So what does he do? Resort to attention grabbing tactics, all of which have backfired on him.
Thackeray first shot his mouth off by slamming Sachin Tendulkar for saying that Mumbai belonged to all. The end result of that was that he was forced to eat his words.
Next he condemned Shahrukh Khan for his comments on Pakistani cricketers playing for the Indian Premier League (IPL) and called for a ban on his movie. The end result – the movie went on to become a blockbuster.
Then he opposed Rahul Gandhi’s visit to Mumbai and called it a publicity gimmick. Rahul Gandhi managed to win the Mumbaikars’ hearts by bonding with them which the Shiv Sena has never managed to do in all these years.
Credibility of Thackeray’s claims

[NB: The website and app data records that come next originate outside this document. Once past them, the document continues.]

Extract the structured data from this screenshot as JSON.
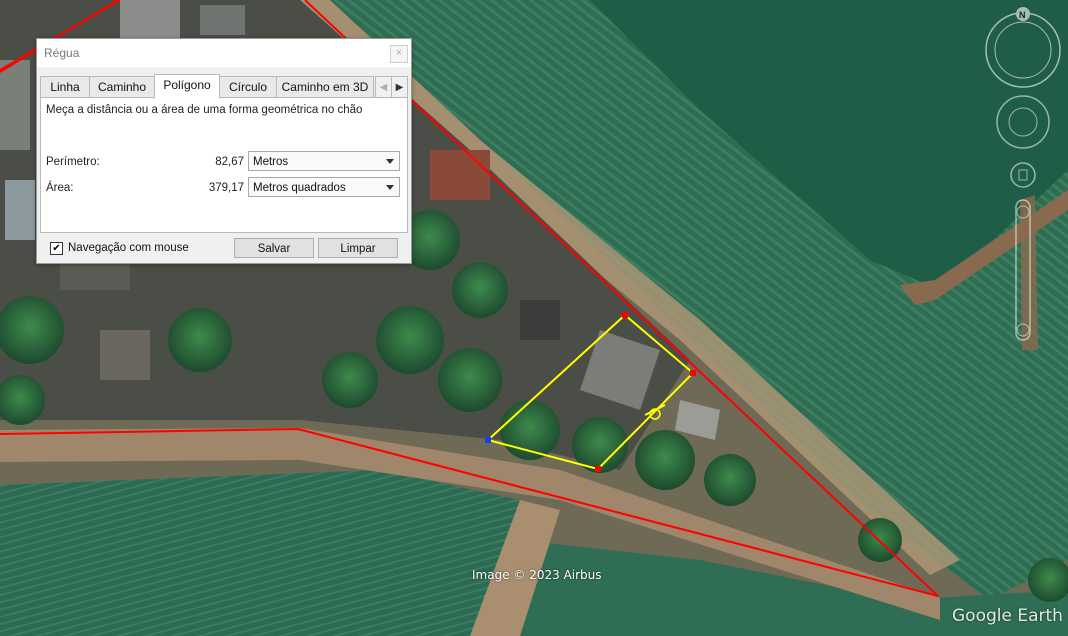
{
  "dialog": {
    "title": "Régua",
    "close_glyph": "×",
    "tabs": [
      "Linha",
      "Caminho",
      "Polígono",
      "Círculo",
      "Caminho em 3D"
    ],
    "active_tab": "Polígono",
    "description": "Meça a distância ou a área de uma forma geométrica no chão",
    "perimeter": {
      "label": "Perímetro:",
      "value": "82,67",
      "unit": "Metros"
    },
    "area": {
      "label": "Área:",
      "value": "379,17",
      "unit": "Metros quadrados"
    },
    "mouse_nav": {
      "label": "Navegação com mouse",
      "checked": true
    },
    "save_label": "Salvar",
    "clear_label": "Limpar"
  },
  "map": {
    "credit": "Image © 2023 Airbus",
    "brand": "Google Earth",
    "compass_letter": "N",
    "colors": {
      "boundary": "#ff0000",
      "polygon": "#ffff00",
      "vertex": "#ff0000",
      "start_vertex": "#1a3cff"
    }
  }
}
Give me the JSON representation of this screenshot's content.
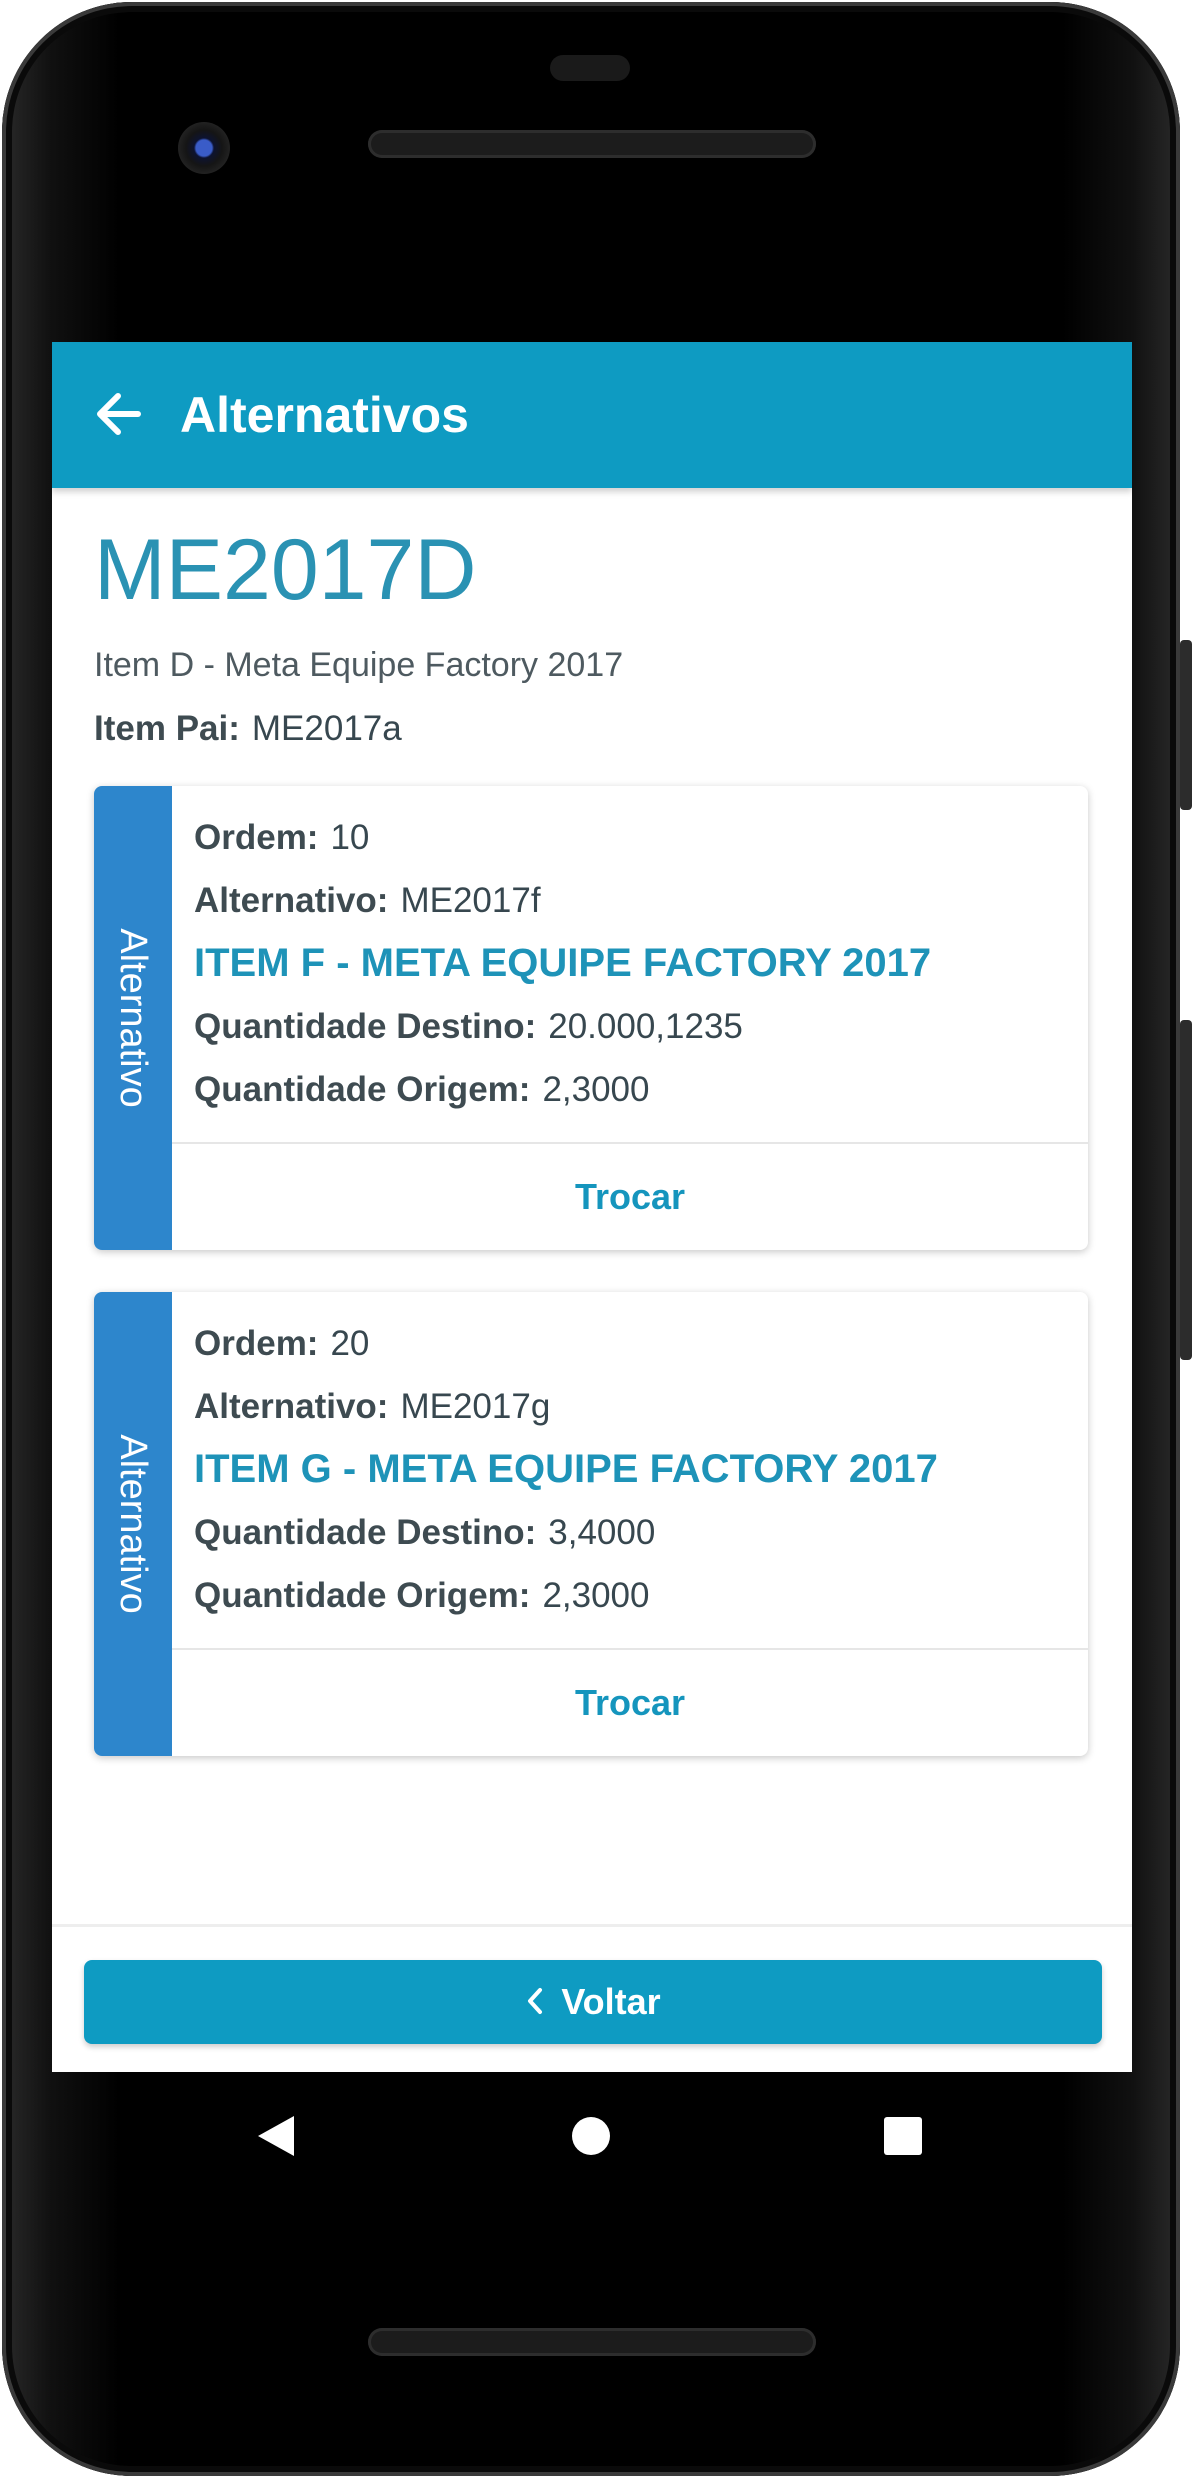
{
  "appbar": {
    "back_icon": "arrow-left-icon",
    "title": "Alternativos"
  },
  "item": {
    "code": "ME2017D",
    "description": "Item D - Meta Equipe Factory 2017",
    "parent_label": "Item Pai:",
    "parent_value": "ME2017a"
  },
  "cards": [
    {
      "side_label": "Alternativo",
      "ordem_label": "Ordem:",
      "ordem_value": "10",
      "alternativo_label": "Alternativo:",
      "alternativo_value": "ME2017f",
      "title": "ITEM F - META EQUIPE FACTORY 2017",
      "destino_label": "Quantidade Destino:",
      "destino_value": "20.000,1235",
      "origem_label": "Quantidade Origem:",
      "origem_value": "2,3000",
      "action_label": "Trocar"
    },
    {
      "side_label": "Alternativo",
      "ordem_label": "Ordem:",
      "ordem_value": "20",
      "alternativo_label": "Alternativo:",
      "alternativo_value": "ME2017g",
      "title": "ITEM G - META EQUIPE FACTORY 2017",
      "destino_label": "Quantidade Destino:",
      "destino_value": "3,4000",
      "origem_label": "Quantidade Origem:",
      "origem_value": "2,3000",
      "action_label": "Trocar"
    }
  ],
  "footer": {
    "back_label": "Voltar",
    "back_icon": "chevron-left-icon"
  },
  "navigation": {
    "icons": [
      "nav-back-icon",
      "nav-home-icon",
      "nav-recents-icon"
    ]
  },
  "colors": {
    "primary": "#0e9bc2",
    "card_side": "#2d86cc",
    "accent_text": "#1e93b8"
  }
}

Now coming back to the present. Bal Thackeray has shot himself in the foot yet again by saying he will not allow the Pakistani team to play if they reach the finals.
Firstly, he should have thought about this when Wankhede Stadium was decided as the finals venue, not that his opinion makes a difference.
Secondly, who is asking for his permission? He isn’t exactly in power and no one really cares about his hooliganism anymore, so what makes him think the people will support him? And if this is supposed to be his idea to prove his nationalist sentiments, then he should realise that by disrupting the final, he will only cause worldwide shame.
Lastly, do not mix politics in sports, especially not cricket. In this cricket crazy country, where cricketers are held at a higher pedestal than any politician, talking about causing problems during the World Cup is akin to playing with fire. This time Maharashtrian or non-Maharashtrian, no one will tolerate it.
So in conclusion, I think we have all had enough of your hate politics and your parties deteriorating political standing is proof enough for that.
The views expressed by the writer and the reader comments do not necessarily reflect the views and policies of The Express Tribune.